Rocked rapier/fan with a fantastic fight partner.

Rocked, with two other amazing fight partners, double sword against one armed with sword, one armed with shield. One of my favorite fights of ever.

I didn't make note of the photographers who took these shots. Please claim credit, share links to your sites, and accept my apology.

I didn’t make note of the photographers who took these shots. Please claim credit, share links to your sites, and accept my apology.

Kicked respectable butt in a silly archery competition. Was even happier that I didn’t match a record. #willscarlettriumphant

Rose to a challenge I’m still not sure I entirely met.

Was recognized by Queen Elizabeth, first of that name, with ceremony and a medal.

Wore false eyelashes and a lot of makeup. Also had my hair done up all fancy. Sported a floaty, fancy dress. Heels were involved.

Spent time with relatives I see far too infrequently, which is deeply unfair since they are an absolute joy.


Saw my sister married to a sweet and wonderful man. In related news: gained a new brother.

Chronicled 100 Happy Days on Instagram. What a delight!


Had the biggest emotional breakdown in my seventeen years of marriage, to an ultimately healing effect. Relationships are hard, rewarding work.

Accepted, after some ouchiness, that I’m not a particularly talented vocalist. Or musician. But I’ve got energy/moxie, so there’s that.

Performed at Brewkulele ’14 all the same, and will likely do so again. Yay?

Lost my first and best joust partner.


Said goodbye to my first theatre.


Did not spend nearly enough time on the mat. Missed yoga desperately, but still tried to cultivate a gentler approach to everyday life: let go of what I can’t control, choose kindness, take a whole lot of deep breaths, be mindful, be thankful. I’ve a long, long way to go.
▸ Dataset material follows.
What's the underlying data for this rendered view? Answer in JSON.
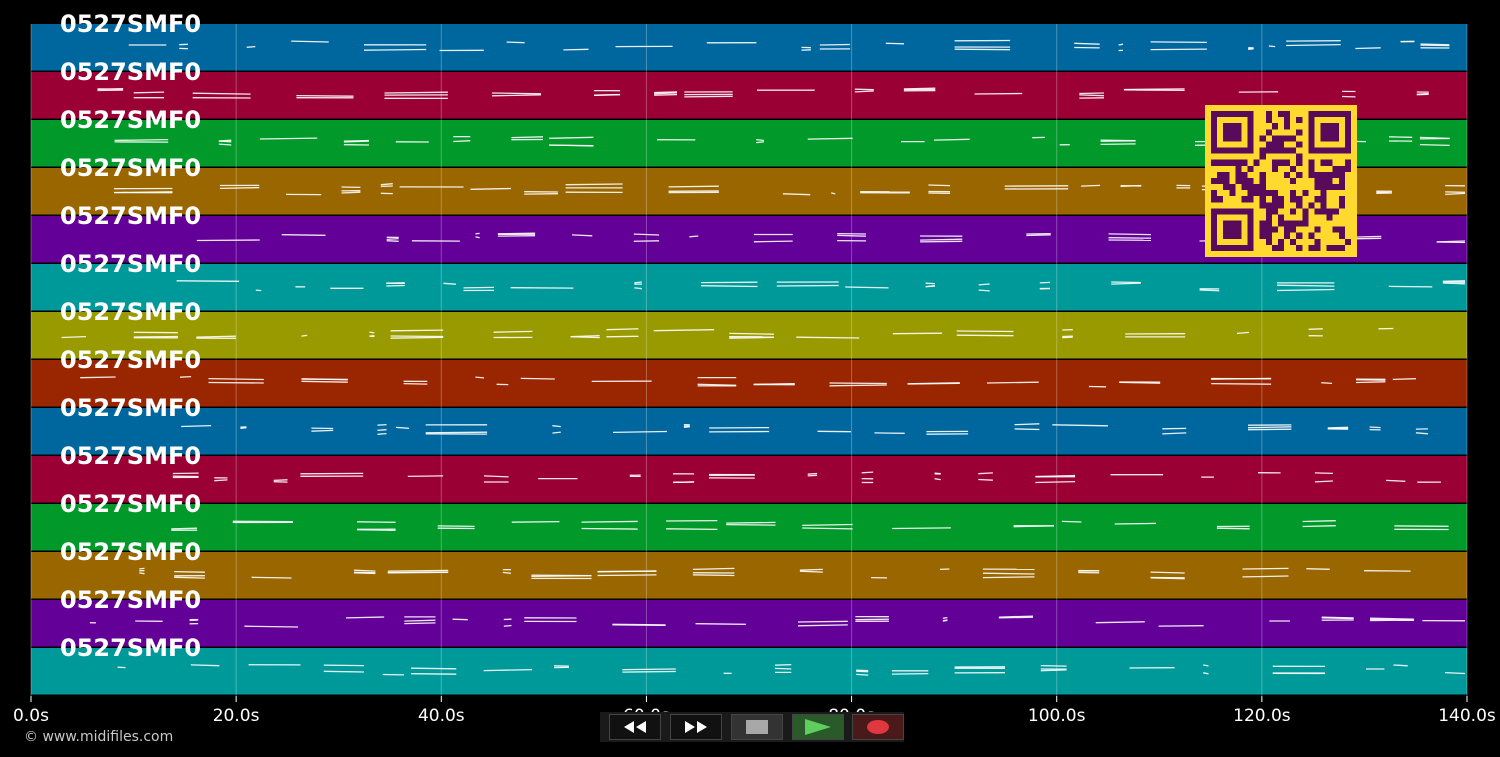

Focused on circuit training, albeit late in the year. Thanks to Sabrina, a rocking HIIT challenge, and the best workout coach of ever.


Realized my support system is amazing, and that begins with my sweetie. Thought seriously about some sort of counseling, and though I haven’t actively begun the search for a therapist, am giving this considerable thought and weight.

Lost my mom, unexpectedly. Heartbreakingly. Devastatingly. It left us all grieving: my sister, my husband, my brother and his wife, and quite honestly anyone who knew her. I’m still not ready to speak about this at any sort of length, but I will say this: she was a light and a joy. She was so proud of her sweet natured grandsons, and was so proud her legacy was carried on in my sister’s nursing career.

My mom was a knockout, y'all.

My mom was a knockout, y’all.

Buoyant ups, shattering downs. 2014 taught me all sorts of lessons, challenged me, angered me, revealed to me just how fortunate I am, how far I have to go.

I do so wish that 2015 be less greedy and grasping. Instead, may the year ahead offer inspiration, joy, and delicious, delightful challenges. Bring it, 2015. I’m ready to dive in!


No, seriously. I’ve got this.